■ WHAT IS NEEDED
The answer must consist of the records, repeated exactly.

■ GIVEN DATA
=== Section Start ===

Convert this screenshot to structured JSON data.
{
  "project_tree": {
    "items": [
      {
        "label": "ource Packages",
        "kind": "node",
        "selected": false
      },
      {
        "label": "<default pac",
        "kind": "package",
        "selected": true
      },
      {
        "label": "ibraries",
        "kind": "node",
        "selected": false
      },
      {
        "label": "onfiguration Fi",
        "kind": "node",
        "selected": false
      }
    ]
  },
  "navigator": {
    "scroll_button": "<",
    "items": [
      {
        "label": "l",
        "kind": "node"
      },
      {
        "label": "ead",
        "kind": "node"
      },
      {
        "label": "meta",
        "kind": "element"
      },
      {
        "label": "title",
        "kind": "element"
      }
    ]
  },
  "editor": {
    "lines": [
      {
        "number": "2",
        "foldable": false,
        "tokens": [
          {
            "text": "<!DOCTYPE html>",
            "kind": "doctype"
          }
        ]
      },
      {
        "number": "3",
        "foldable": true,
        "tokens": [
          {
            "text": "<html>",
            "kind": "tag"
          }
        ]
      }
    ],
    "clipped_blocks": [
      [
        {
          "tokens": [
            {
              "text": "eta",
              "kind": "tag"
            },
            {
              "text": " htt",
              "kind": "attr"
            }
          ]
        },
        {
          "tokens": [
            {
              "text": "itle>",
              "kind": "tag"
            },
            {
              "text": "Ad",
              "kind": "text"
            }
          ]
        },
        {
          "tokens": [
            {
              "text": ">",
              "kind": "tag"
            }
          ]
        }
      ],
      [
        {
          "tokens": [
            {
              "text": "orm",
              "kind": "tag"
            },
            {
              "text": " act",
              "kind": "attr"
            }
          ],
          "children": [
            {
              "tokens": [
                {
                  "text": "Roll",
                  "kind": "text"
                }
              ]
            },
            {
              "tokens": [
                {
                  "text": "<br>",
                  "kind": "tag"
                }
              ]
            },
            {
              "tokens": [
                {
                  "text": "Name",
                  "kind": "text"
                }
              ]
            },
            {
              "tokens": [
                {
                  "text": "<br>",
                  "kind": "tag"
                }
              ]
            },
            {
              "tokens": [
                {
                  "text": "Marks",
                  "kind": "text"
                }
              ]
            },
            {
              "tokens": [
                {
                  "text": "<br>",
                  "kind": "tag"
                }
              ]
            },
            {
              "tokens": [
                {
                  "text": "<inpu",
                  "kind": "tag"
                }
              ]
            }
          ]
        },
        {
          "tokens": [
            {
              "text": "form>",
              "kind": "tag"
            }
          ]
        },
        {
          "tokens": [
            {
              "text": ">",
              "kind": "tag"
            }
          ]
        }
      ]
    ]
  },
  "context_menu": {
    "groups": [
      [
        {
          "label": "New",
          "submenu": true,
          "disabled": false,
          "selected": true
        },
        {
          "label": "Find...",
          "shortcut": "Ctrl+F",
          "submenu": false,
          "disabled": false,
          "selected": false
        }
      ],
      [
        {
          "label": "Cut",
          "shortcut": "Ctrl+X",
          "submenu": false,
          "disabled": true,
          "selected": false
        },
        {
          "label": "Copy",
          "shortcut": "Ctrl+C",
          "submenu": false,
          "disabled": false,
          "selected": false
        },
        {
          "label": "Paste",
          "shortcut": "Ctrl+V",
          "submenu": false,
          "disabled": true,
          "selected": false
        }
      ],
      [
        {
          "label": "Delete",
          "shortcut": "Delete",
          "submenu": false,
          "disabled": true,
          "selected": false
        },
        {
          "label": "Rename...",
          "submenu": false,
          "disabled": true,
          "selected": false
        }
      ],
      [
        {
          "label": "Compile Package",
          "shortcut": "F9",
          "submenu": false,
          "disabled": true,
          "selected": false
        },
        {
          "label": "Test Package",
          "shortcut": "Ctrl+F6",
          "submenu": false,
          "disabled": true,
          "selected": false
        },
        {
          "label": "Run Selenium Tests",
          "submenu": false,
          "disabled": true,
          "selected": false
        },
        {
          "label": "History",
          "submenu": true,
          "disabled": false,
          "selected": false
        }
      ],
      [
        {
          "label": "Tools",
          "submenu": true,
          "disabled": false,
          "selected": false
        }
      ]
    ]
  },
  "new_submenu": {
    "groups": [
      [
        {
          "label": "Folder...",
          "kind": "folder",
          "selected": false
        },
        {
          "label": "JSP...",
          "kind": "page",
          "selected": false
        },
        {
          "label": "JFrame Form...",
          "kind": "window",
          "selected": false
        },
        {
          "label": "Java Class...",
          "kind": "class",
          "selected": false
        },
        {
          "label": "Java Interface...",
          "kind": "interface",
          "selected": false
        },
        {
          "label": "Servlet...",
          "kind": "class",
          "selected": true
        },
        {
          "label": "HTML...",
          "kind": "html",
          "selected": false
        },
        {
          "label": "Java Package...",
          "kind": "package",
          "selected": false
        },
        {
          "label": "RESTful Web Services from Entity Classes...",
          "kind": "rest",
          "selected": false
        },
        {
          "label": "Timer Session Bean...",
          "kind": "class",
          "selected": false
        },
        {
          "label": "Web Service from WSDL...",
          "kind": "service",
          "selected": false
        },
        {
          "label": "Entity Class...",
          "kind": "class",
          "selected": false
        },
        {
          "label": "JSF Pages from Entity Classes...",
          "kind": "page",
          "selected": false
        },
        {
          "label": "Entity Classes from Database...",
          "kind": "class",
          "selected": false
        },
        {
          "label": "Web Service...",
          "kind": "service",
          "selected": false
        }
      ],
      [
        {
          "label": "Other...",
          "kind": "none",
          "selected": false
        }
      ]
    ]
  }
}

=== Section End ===

■ SOLUTION FOR THIS EXERCISE
Convert this screenshot to structured JSON data.
{
  "project_tree": {
    "items": [
      {
        "label": "ource Packages",
        "kind": "node",
        "selected": false
      },
      {
        "label": "<default pac",
        "kind": "package",
        "selected": true
      },
      {
        "label": "ibraries",
        "kind": "node",
        "selected": false
      },
      {
        "label": "onfiguration Fi",
        "kind": "node",
        "selected": false
      }
    ]
  },
  "navigator": {
    "scroll_button": "<",
    "items": [
      {
        "label": "l",
        "kind": "node"
      },
      {
        "label": "ead",
        "kind": "node"
      },
      {
        "label": "meta",
        "kind": "element"
      },
      {
        "label": "title",
        "kind": "element"
      }
    ]
  },
  "editor": {
    "lines": [
      {
        "number": "2",
        "foldable": false,
        "tokens": [
          {
            "text": "<!DOCTYPE html>",
            "kind": "doctype"
          }
        ]
      },
      {
        "number": "3",
        "foldable": true,
        "tokens": [
          {
            "text": "<html>",
            "kind": "tag"
          }
        ]
      }
    ],
    "clipped_blocks": [
      [
        {
          "tokens": [
            {
              "text": "eta",
              "kind": "tag"
            },
            {
              "text": " htt",
              "kind": "attr"
            }
          ]
        },
        {
          "tokens": [
            {
              "text": "itle>",
              "kind": "tag"
            },
            {
              "text": "Ad",
              "kind": "text"
            }
          ]
        },
        {
          "tokens": [
            {
              "text": ">",
              "kind": "tag"
            }
          ]
        }
      ],
      [
        {
          "tokens": [
            {
              "text": "orm",
              "kind": "tag"
            },
            {
              "text": " act",
              "kind": "attr"
            }
          ],
          "children": [
            {
              "tokens": [
                {
                  "text": "Roll",
                  "kind": "text"
                }
              ]
            },
            {
              "tokens": [
                {
                  "text": "<br>",
                  "kind": "tag"
                }
              ]
            },
            {
              "tokens": [
                {
                  "text": "Name",
                  "kind": "text"
                }
              ]
            },
            {
              "tokens": [
                {
                  "text": "<br>",
                  "kind": "tag"
                }
              ]
            },
            {
              "tokens": [
                {
                  "text": "Marks",
                  "kind": "text"
                }
              ]
            },
            {
              "tokens": [
                {
                  "text": "<br>",
                  "kind": "tag"
                }
              ]
            },
            {
              "tokens": [
                {
                  "text": "<inpu",
                  "kind": "tag"
                }
              ]
            }
          ]
        },
        {
          "tokens": [
            {
              "text": "form>",
              "kind": "tag"
            }
          ]
        },
        {
          "tokens": [
            {
              "text": ">",
              "kind": "tag"
            }
          ]
        }
      ]
    ]
  },
  "context_menu": {
    "groups": [
      [
        {
          "label": "New",
          "submenu": true,
          "disabled": false,
          "selected": true
        },
        {
          "label": "Find...",
          "shortcut": "Ctrl+F",
          "submenu": false,
          "disabled": false,
          "selected": false
        }
      ],
      [
        {
          "label": "Cut",
          "shortcut": "Ctrl+X",
          "submenu": false,
          "disabled": true,
          "selected": false
        },
        {
          "label": "Copy",
          "shortcut": "Ctrl+C",
          "submenu": false,
          "disabled": false,
          "selected": false
        },
        {
          "label": "Paste",
          "shortcut": "Ctrl+V",
          "submenu": false,
          "disabled": true,
          "selected": false
        }
      ],
      [
        {
          "label": "Delete",
          "shortcut": "Delete",
          "submenu": false,
          "disabled": true,
          "selected": false
        },
        {
          "label": "Rename...",
          "submenu": false,
          "disabled": true,
          "selected": false
        }
      ],
      [
        {
          "label": "Compile Package",
          "shortcut": "F9",
          "submenu": false,
          "disabled": true,
          "selected": false
        },
        {
          "label": "Test Package",
          "shortcut": "Ctrl+F6",
          "submenu": false,
          "disabled": true,
          "selected": false
        },
        {
          "label": "Run Selenium Tests",
          "submenu": false,
          "disabled": true,
          "selected": false
        },
        {
          "label": "History",
          "submenu": true,
          "disabled": false,
          "selected": false
        }
      ],
      [
        {
          "label": "Tools",
          "submenu": true,
          "disabled": false,
          "selected": false
        }
      ]
    ]
  },
  "new_submenu": {
    "groups": [
      [
        {
          "label": "Folder...",
          "kind": "folder",
          "selected": false
        },
        {
          "label": "JSP...",
          "kind": "page",
          "selected": false
        },
        {
          "label": "JFrame Form...",
          "kind": "window",
          "selected": false
        },
        {
          "label": "Java Class...",
          "kind": "class",
          "selected": false
        },
        {
          "label": "Java Interface...",
          "kind": "interface",
          "selected": false
        },
        {
          "label": "Servlet...",
          "kind": "class",
          "selected": true
        },
        {
          "label": "HTML...",
          "kind": "html",
          "selected": false
        },
        {
          "label": "Java Package...",
          "kind": "package",
          "selected": false
        },
        {
          "label": "RESTful Web Services from Entity Classes...",
          "kind": "rest",
          "selected": false
        },
        {
          "label": "Timer Session Bean...",
          "kind": "class",
          "selected": false
        },
        {
          "label": "Web Service from WSDL...",
          "kind": "service",
          "selected": false
        },
        {
          "label": "Entity Class...",
          "kind": "class",
          "selected": false
        },
        {
          "label": "JSF Pages from Entity Classes...",
          "kind": "page",
          "selected": false
        },
        {
          "label": "Entity Classes from Database...",
          "kind": "class",
          "selected": false
        },
        {
          "label": "Web Service...",
          "kind": "service",
          "selected": false
        }
      ],
      [
        {
          "label": "Other...",
          "kind": "none",
          "selected": false
        }
      ]
    ]
  }
}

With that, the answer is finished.